- [Task item]: Pull every line that includes the word "date" from the data.

- [Collected data]:
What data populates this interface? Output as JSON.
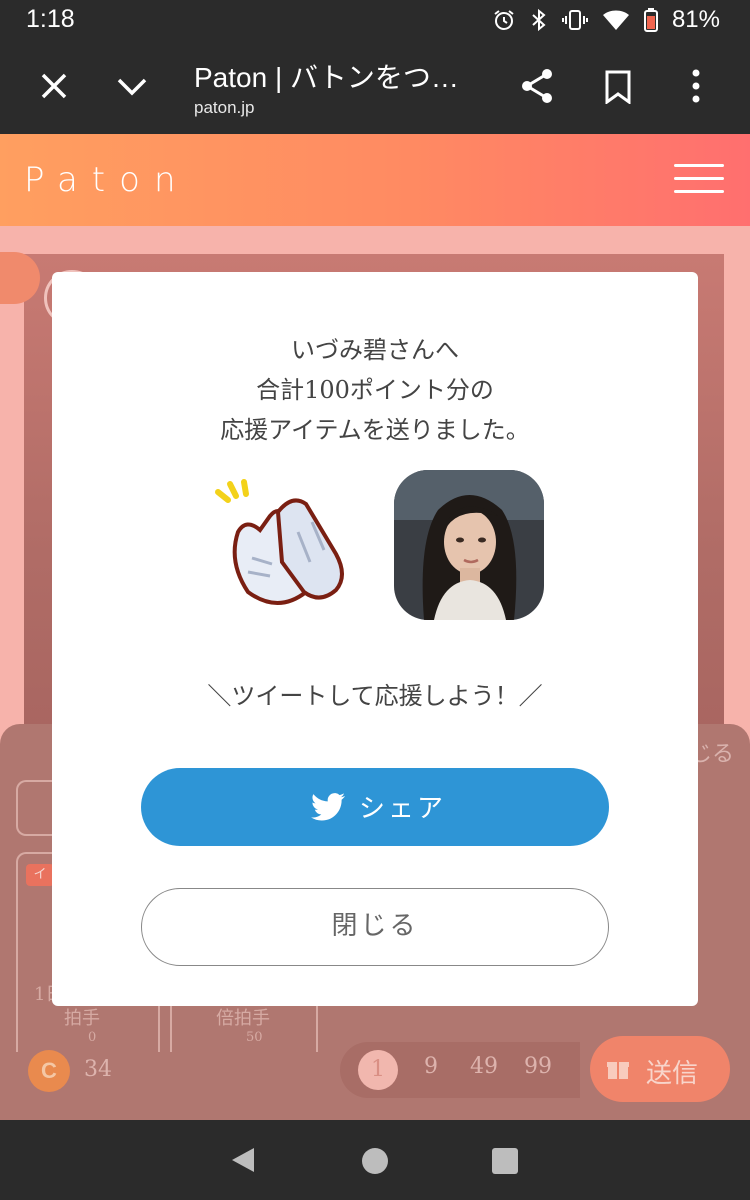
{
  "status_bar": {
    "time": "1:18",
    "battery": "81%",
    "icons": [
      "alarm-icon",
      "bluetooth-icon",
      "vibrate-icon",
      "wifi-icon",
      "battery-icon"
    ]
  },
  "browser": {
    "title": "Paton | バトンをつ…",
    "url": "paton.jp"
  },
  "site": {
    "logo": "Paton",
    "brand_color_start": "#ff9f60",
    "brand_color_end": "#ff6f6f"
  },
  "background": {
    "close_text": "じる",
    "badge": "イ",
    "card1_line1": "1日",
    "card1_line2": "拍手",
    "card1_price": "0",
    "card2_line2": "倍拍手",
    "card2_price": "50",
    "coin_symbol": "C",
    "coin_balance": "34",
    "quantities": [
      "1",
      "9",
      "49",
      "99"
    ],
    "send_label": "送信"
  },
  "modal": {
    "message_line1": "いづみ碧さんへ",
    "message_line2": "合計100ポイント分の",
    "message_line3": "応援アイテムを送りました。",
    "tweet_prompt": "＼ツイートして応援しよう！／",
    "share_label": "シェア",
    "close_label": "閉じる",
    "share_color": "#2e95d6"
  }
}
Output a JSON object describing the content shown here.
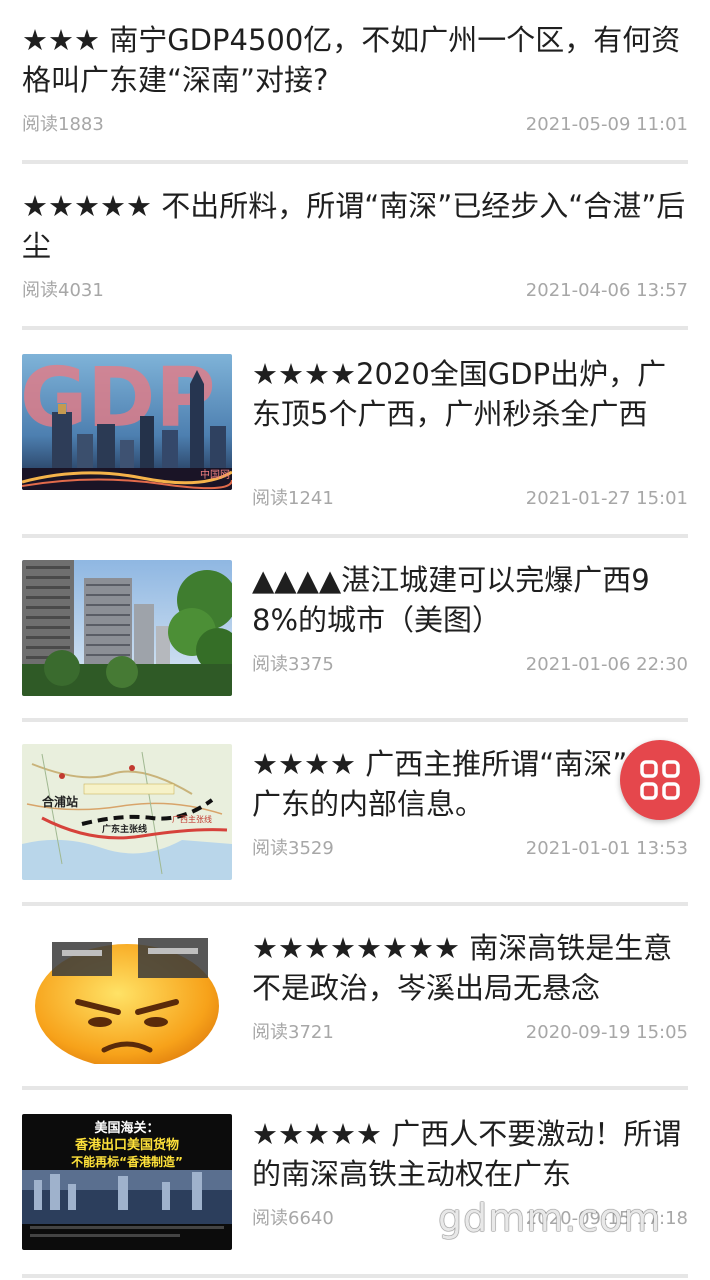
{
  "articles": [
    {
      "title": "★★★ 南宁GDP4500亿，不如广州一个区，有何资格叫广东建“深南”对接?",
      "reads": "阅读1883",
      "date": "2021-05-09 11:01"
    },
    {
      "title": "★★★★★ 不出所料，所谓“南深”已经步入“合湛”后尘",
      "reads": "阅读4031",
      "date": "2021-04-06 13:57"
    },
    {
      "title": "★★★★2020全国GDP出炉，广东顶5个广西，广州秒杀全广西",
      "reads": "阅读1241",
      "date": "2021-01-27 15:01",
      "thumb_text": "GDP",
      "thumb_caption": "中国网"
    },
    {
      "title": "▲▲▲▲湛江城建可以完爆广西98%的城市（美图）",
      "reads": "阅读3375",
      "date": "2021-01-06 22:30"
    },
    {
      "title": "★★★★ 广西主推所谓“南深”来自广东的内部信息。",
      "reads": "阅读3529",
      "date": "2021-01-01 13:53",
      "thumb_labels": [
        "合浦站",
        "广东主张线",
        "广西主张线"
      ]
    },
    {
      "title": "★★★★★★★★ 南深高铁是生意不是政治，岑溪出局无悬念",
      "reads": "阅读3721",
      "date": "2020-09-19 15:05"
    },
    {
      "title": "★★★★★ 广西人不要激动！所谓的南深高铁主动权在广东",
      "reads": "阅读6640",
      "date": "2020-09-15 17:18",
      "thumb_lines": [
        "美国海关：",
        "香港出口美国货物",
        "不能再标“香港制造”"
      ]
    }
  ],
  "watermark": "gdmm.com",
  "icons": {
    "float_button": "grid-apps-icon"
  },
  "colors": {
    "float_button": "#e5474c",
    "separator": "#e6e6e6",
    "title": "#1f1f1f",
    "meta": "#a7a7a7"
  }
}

- [Solved problem]:
      "date": "2021-05-09 11:01"
      "date": "2021-04-06 13:57"
      "date": "2021-01-27 15:01",
      "date": "2021-01-06 22:30"
      "date": "2021-01-01 13:53",
      "date": "2020-09-19 15:05"
      "date": "2020-09-15 17:18",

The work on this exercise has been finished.